For a small investment bank that likes to fly under the radar, Allen & Co is certainly getting involved with some big ticket deals. It’s just moved back into the top ten global rankings for M&A by advising on the massive $19bn acquisition of WhatsApp by Facebook. This follows a place on Facebook’s own IPO in 2012 and the flotation of Twitter on October last year.
Similarly, it has some big names on its payroll. Notable managing directors include George Tenet, the former director of the CIA, Bill Bradley, an ex-NBA basketball player and former U.S. senator and ex-Coca-Cola president Donald Keough. It also hosts an annual networking event in Sun Valley, Idaho, which is star-studded and attracts the attention of Vanity Fair and the New Yorker.
Why would a low-profile investment bank want to employ high profile names? Rather obviously, to open doors. Allen & Co is an old-school investment bank, relying on long-term relationships with clients rather than focusing on short-term deal activity.
Another big game that Allen & Co patiently hunted was, oh, just Google. The firm was one of three managing underwriters on its 2004 IPO along with Morgan Stanley and Credit Suisse. One of the main reasons for this was supposedly because one of its bankers, Nancy Peretsman, knew Google CEO Eric Schmidt at Princeton, and used that to kick-start a client relationship.
Peretsman is well-known as a big-wig investment banker in the media, telecoms and tech space, but remains, like the company she works for, publicity shy. However, an interview she gave with LeanIn last year suggests that working for Allen & Co is not like the cut throat world of the bulge bracket investment banks – she left her role as a managing director at Salomon Brothers for the firm in the mid-1990s.
“The mid-90s brought unique opportunities in the development of online e-commerce. My first investment was in a group that owned travel agencies which were expected to be transformed by their new online offering. Having researched the industry, I became convinced that this was a good idea and decided to make a million-dollar investment in the company. Yet, soon thereafter, it became apparent that the CEO had questionable ethics. Since I had implicitly endorsed him by way of our capital, I found myself believing that my entire career was ruined through the association.

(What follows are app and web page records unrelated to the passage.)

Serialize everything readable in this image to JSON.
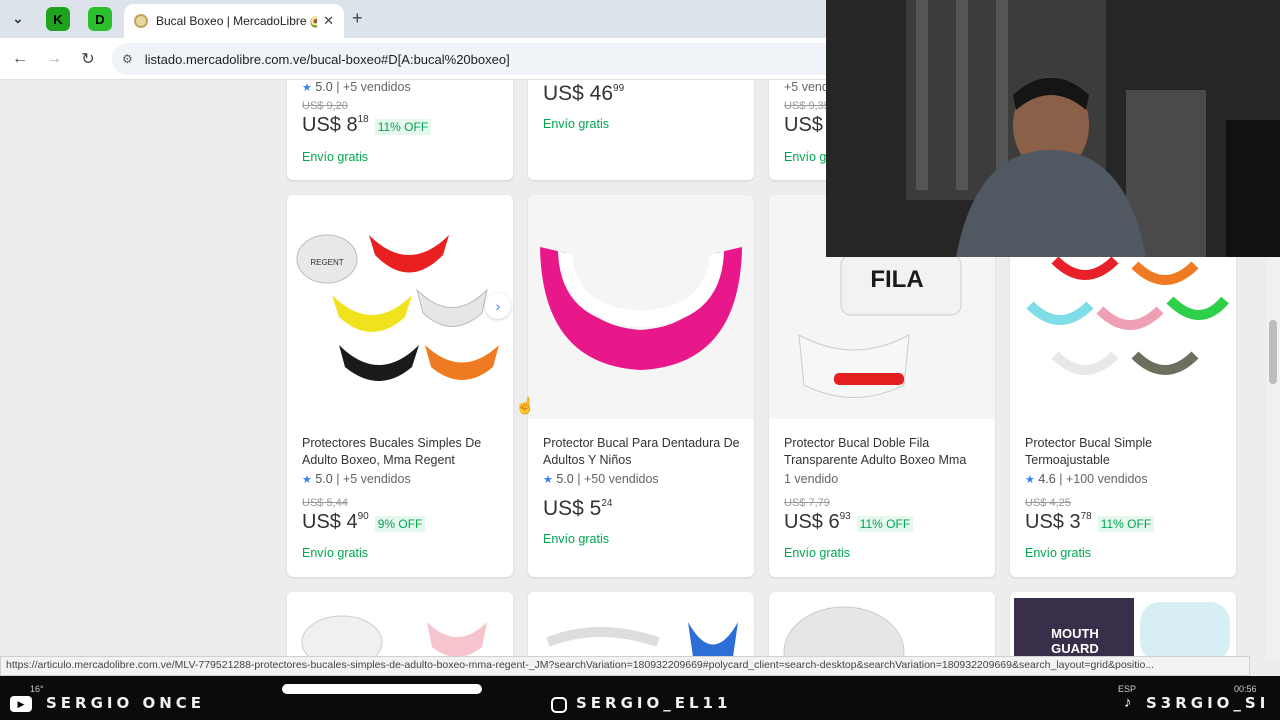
{
  "browser": {
    "tab_title": "Bucal Boxeo | MercadoLibre 🥑",
    "url": "listado.mercadolibre.com.ve/bucal-boxeo#D[A:bucal%20boxeo]",
    "new_tab": "+",
    "tab_close": "✕",
    "ext1": "K",
    "ext2": "D"
  },
  "top_row": [
    {
      "rating": "5.0",
      "sold": "| +5 vendidos",
      "old_price": "US$ 9,20",
      "price": "US$ 8",
      "cents": "18",
      "off": "11% OFF",
      "shipping": "Envío gratis"
    },
    {
      "price": "US$ 46",
      "cents": "99",
      "shipping": "Envío gratis"
    },
    {
      "sold": "+5 vendi",
      "old_price": "US$ 9,35",
      "price": "US$",
      "shipping": "Envío g"
    }
  ],
  "products": [
    {
      "title": "Protectores Bucales Simples De Adulto Boxeo, Mma Regent",
      "rating": "5.0",
      "sold": "| +5 vendidos",
      "old_price": "US$ 5,44",
      "price": "US$ 4",
      "cents": "90",
      "off": "9% OFF",
      "shipping": "Envío gratis"
    },
    {
      "title": "Protector Bucal Para Dentadura De Adultos Y Niños",
      "rating": "5.0",
      "sold": "| +50 vendidos",
      "price": "US$ 5",
      "cents": "24",
      "shipping": "Envío gratis"
    },
    {
      "title": "Protector Bucal Doble Fila Transparente Adulto Boxeo Mma",
      "sold": "1 vendido",
      "old_price": "US$ 7,79",
      "price": "US$ 6",
      "cents": "93",
      "off": "11% OFF",
      "shipping": "Envío gratis",
      "brand": "FILA"
    },
    {
      "title": "Protector Bucal Simple Termoajustable",
      "rating": "4.6",
      "sold": "| +100 vendidos",
      "old_price": "US$ 4,25",
      "price": "US$ 3",
      "cents": "78",
      "off": "11% OFF",
      "shipping": "Envío gratis"
    }
  ],
  "bottom_row": {
    "mouth_guard_label": "MOUTH GUARD"
  },
  "status_url": "https://articulo.mercadolibre.com.ve/MLV-779521288-protectores-bucales-simples-de-adulto-boxeo-mma-regent-_JM?searchVariation=180932209669#polycard_client=search-desktop&searchVariation=180932209669&search_layout=grid&positio...",
  "overlay": {
    "youtube": "SERGIO ONCE",
    "instagram": "SERGIO_EL11",
    "tiktok": "S3RGIO_SI"
  },
  "taskbar": {
    "temp": "16°",
    "lang": "ESP",
    "time": "00:56"
  },
  "colors": {
    "green": "#00a650",
    "blue_star": "#3483fa",
    "pink": "#e8178a"
  }
}
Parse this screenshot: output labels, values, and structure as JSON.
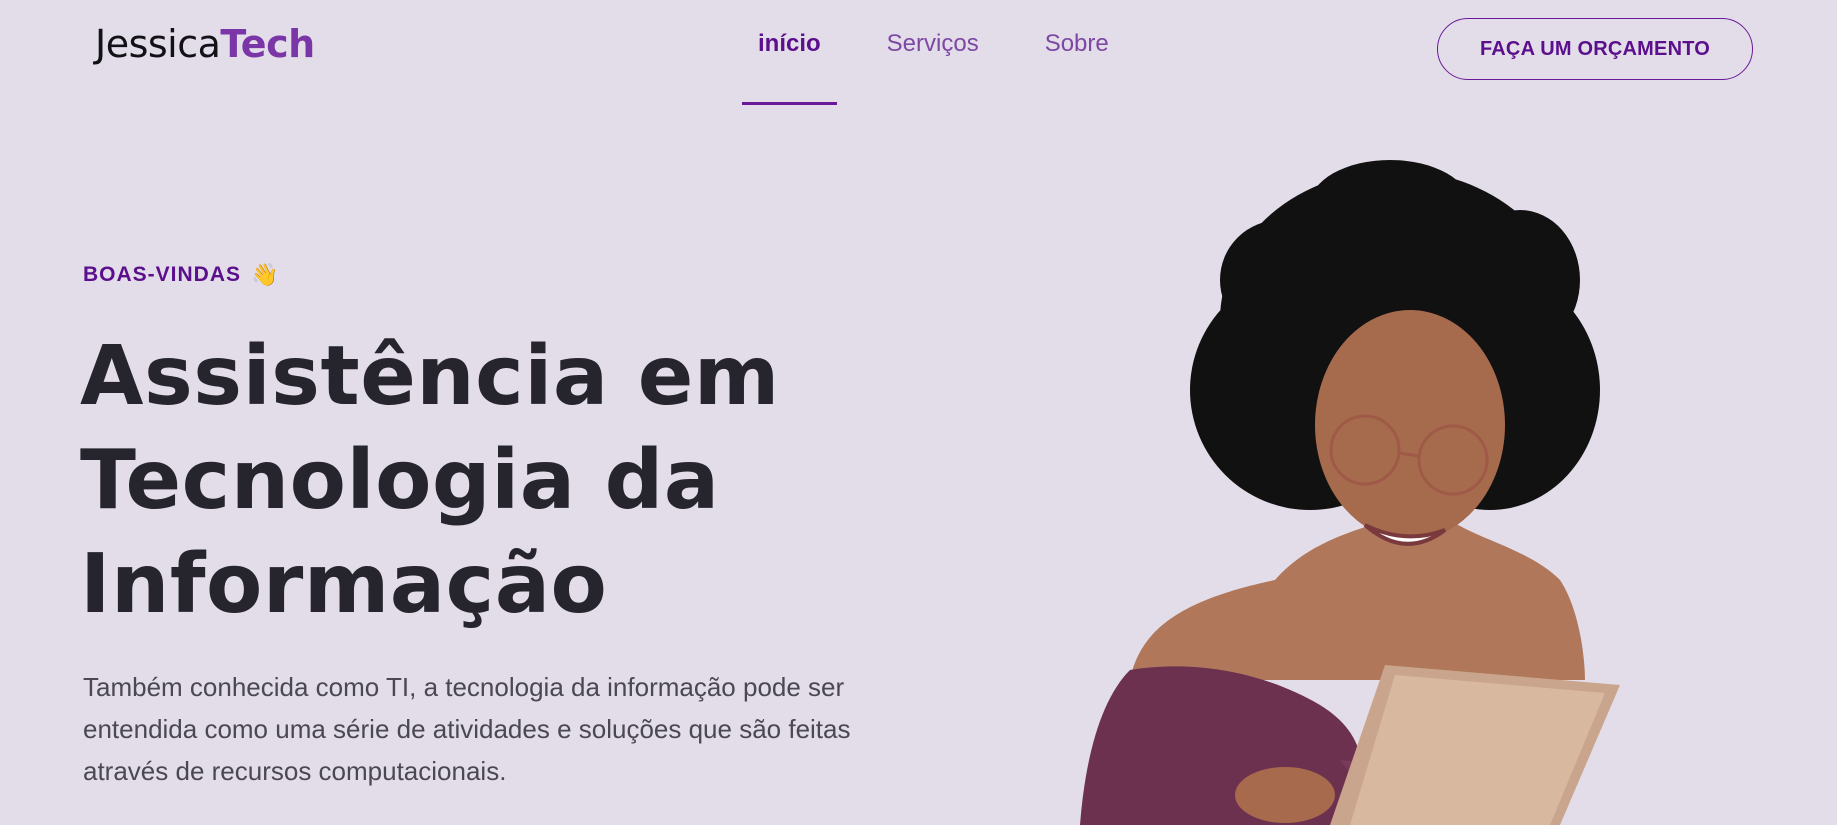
{
  "header": {
    "logo_main": "Jessica",
    "logo_accent": "Tech",
    "nav": [
      {
        "label": "início",
        "active": true
      },
      {
        "label": "Serviços",
        "active": false
      },
      {
        "label": "Sobre",
        "active": false
      }
    ],
    "cta_label": "FAÇA UM ORÇAMENTO"
  },
  "hero": {
    "eyebrow": "BOAS-VINDAS",
    "eyebrow_icon": "👋",
    "headline": [
      "Assistência em",
      "Tecnologia da",
      "Informação"
    ],
    "lead": [
      "Também conhecida como TI, a tecnologia da informação pode ser",
      "entendida como uma série de atividades e soluções que são feitas",
      "através de recursos computacionais."
    ]
  },
  "colors": {
    "background": "#e3dde9",
    "accent": "#7a36a6",
    "accent_dark": "#5b0f8d",
    "text": "#24232b"
  },
  "icons": {
    "eyebrow": "waving-hand-icon"
  }
}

I went to the owner of our firm, Herbert Allen, and shared everything I knew about the situation. He paused, looked at me, and said: “Leave it. You’ve learned a lesson. Just walk away.” So, I did.”
Allen & Co occupies an unassuming office on 5th Avenue, New York and has yet to expand into the City of London. It was founded in 1922 by brothers Herbert, Harold and Charles Allen, but the CEO position was taken over by Herb Allen Jr in 2002, who has worked to expand the range of services the bank offers. It does, however, still stick to the same bread-and-butter work of M&A advisory and managing money for wealthy individuals. Herb is on LinkedIn, describing himself as a ‘merchant banker’ and revealing that he has a BA in History from Yale. Good luck finding much more information about him – the firm doesn’t even have a website.
Elsewhere in the company, which employs around 200 people, most senior investment bankers tend to have a bulge bracket pedigree – Morgan Stanley, Goldman Sachs, Credit Suisse and UBS all occupy the CVs of some of its MDs.
Even Allen & Co MD Shelby Bonnie, a former CEO of CNET and board member of Warner Music, started his career as a financial analyst at Morgan Stanley. A lot of MDs also have unusually long tenures at the bank – between 14 and 20 years. One senior investment banker, Andreas Lazar, even took a career break: after working at the bank for seven years between 2000 and 2007, he moved to Sirius Satellite Radio, before returning in August 2008.
A little bit of entrepreneurship seems to do wonders for those joining the junior ranks. Melissa Goodhart, an analyst who joined last year, spent time as an investment banking careers coach for other students while at university (along with internships), while Brogan Matthews worked as a microfinance manager for an organisation called Reach Out Cameroon at university.